Time travel: History of the Rue Saint-Honoré
Rue Saint-Honoré is a very old street, the continuation of a Roman road. It owes its present name to a chapel dedicated to Honoré d'Amiens, built between 1204 and 1209, and wish no longer exist.
The Saint-Honoré church appears on the Turgot plan of 1739. It was destroyed after the French Revolution in 1792.
We have a 17th-century document showing the Palais Cardinal, as it was built by Cardinal Richelieu. The building appears to have changed little in appearance, and is located 500 meters away from the Relais Saint-Honoré. Today, it is called the Palais Royal and is shown in the engraving, on the side of the Conseil d'État, in the central foreground. The Opera House can be seen at the far end. It was Molière's theater, which burned down in 1763 and again in 1771.
Fire at the Opéra on April 6, 1763. It was rebuilt in 1770, but burned again on June 8, 1771
Let's fast-forward a few more years, to 1795. We're 50 meters from the Relais Saint-Honoré. A Royalist rebellion was crushed on October 5, 1795 in front of the church of Saint Roch. The buildings depicted on this anonymous engraving still exist today.

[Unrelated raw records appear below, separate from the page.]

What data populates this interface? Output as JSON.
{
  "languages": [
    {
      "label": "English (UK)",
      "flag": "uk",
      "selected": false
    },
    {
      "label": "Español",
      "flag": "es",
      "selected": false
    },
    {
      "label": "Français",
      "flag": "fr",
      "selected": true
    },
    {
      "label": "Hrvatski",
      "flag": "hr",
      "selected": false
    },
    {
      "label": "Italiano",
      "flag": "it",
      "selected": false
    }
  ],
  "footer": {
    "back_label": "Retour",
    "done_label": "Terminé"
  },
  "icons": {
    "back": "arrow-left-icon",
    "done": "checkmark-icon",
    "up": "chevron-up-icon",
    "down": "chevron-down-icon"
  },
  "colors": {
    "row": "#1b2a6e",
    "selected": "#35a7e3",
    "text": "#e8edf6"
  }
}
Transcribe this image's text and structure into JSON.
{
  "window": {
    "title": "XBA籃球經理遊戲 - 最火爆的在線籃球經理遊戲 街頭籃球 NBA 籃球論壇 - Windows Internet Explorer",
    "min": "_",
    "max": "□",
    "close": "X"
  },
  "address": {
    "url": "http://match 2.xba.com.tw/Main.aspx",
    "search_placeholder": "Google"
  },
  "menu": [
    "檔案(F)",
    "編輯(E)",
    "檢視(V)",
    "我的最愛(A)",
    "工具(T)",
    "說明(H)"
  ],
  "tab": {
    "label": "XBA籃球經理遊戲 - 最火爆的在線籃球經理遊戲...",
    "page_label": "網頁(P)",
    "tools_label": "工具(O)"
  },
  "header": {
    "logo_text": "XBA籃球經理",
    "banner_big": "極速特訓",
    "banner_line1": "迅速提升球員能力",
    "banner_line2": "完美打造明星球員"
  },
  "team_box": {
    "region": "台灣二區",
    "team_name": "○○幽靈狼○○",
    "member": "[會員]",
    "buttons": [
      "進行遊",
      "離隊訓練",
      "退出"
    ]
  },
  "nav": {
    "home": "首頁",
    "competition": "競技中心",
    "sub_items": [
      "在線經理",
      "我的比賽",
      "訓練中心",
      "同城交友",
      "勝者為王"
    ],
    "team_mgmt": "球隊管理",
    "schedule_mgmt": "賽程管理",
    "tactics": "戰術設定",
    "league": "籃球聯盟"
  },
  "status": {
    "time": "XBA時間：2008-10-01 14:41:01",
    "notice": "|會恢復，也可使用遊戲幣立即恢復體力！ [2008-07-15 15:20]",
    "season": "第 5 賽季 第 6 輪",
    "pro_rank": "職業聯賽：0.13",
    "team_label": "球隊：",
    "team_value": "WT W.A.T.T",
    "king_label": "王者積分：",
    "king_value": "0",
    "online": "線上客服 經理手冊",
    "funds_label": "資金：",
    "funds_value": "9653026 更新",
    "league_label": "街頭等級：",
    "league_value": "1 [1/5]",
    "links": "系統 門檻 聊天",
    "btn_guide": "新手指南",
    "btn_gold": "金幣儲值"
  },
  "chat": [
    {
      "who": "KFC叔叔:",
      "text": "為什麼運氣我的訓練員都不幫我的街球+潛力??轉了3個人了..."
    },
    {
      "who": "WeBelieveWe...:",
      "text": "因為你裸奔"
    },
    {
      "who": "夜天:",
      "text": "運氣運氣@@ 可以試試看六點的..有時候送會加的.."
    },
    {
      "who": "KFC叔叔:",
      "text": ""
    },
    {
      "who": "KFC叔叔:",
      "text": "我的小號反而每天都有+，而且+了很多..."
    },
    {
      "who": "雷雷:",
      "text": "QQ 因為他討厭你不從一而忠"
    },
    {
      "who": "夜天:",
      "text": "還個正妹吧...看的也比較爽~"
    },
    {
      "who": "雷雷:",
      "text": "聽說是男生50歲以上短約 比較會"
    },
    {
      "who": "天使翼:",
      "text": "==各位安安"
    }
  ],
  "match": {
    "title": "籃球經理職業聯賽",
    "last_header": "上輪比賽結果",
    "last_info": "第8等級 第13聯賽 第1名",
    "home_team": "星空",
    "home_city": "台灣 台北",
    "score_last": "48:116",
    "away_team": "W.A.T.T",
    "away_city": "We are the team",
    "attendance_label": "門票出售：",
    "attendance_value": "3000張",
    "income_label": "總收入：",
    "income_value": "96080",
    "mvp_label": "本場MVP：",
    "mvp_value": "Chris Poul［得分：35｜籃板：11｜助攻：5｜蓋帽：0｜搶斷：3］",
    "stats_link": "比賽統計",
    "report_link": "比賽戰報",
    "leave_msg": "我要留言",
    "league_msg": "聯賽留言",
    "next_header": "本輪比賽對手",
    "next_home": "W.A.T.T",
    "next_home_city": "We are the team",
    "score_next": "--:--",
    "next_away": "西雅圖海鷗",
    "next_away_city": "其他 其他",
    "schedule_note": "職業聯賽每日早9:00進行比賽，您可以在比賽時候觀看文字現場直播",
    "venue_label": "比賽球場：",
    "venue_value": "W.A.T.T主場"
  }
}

We are now in 1865, on the corner of rue Saint-Honoré and rue de la Ferronnerie. The site has been completely transformed by the construction of the Rue des Halles and the Rue du Pont-Neuf in 1866.
Rue Saint-Honoré, rue de la Ferronnerie – Charles Marville – 1865
Photo by Charles Marville circa 1868 - Musée Carnavalet
Three years later, in May 1871, major events would turn the city upside down: the Commune insurection. Let's move on to rue Saint-Honoré from rue Castiglione. The insurectionnists of the Paris Commune erected barricades to protect the Place Vendôme from the charge of the Versaillais (regular army). Repression by the army was severe.
Let's program our time machine again and go to 1888, near the Louvre. We see a building that still exists today. It houses a department store that has now disappeared: Les Grands Magasins du Louvre.
The origins of the Grands magasins du Louvre date back to 1855. It claimed to be the world's largest department store. It closed its doors for good in 1971. Part of the site will soon be occupied by the Fondation Cartier, which is relocating its museum to Boulevard Raspail.
We can now move on to 251 rue Saint-Honoré. It was the Nouveau Cirque address from 1886 to 1926. The innovative concept was an arena that could be transformed into a swimming pool in just a few minutes. The building was demolished. Today, the Mandarin Oriental Palace occupies this address.
The new circus, left foreground, ca. 1890-1900
Let's move towards our time. We're in 1908, at 95 rue Saint-Honoré, in front of a facade that still exists: A la renommée des Herbes cuites. It's one of the most beautiful old façades in Paris. Its first floor is occupied by the restaurant Le bistrot du 1er, which is well worth a visit.
Au Bourdon d'Or – Eugène Atget 1908
Let's continue our journey. At the end of August 1944, in the final days of the liberation of Paris, a many individuals, including both civilians and other armed members of the Forces françaises intérieures, were watching machine-gun firing exercises. The demonstration took place in the Rue Saint-Honoré, transformed into a barricade for the occasion.
And we end at Number 308, rue Saint-Honoré. This 17th-century building was rented to Jean de La Fontaine from 1672 to 1793 by Madame de La Sablière. La Fontaine's Fables are considered one of the masterpieces of French literature. This building is the Relais Saint-Honoré.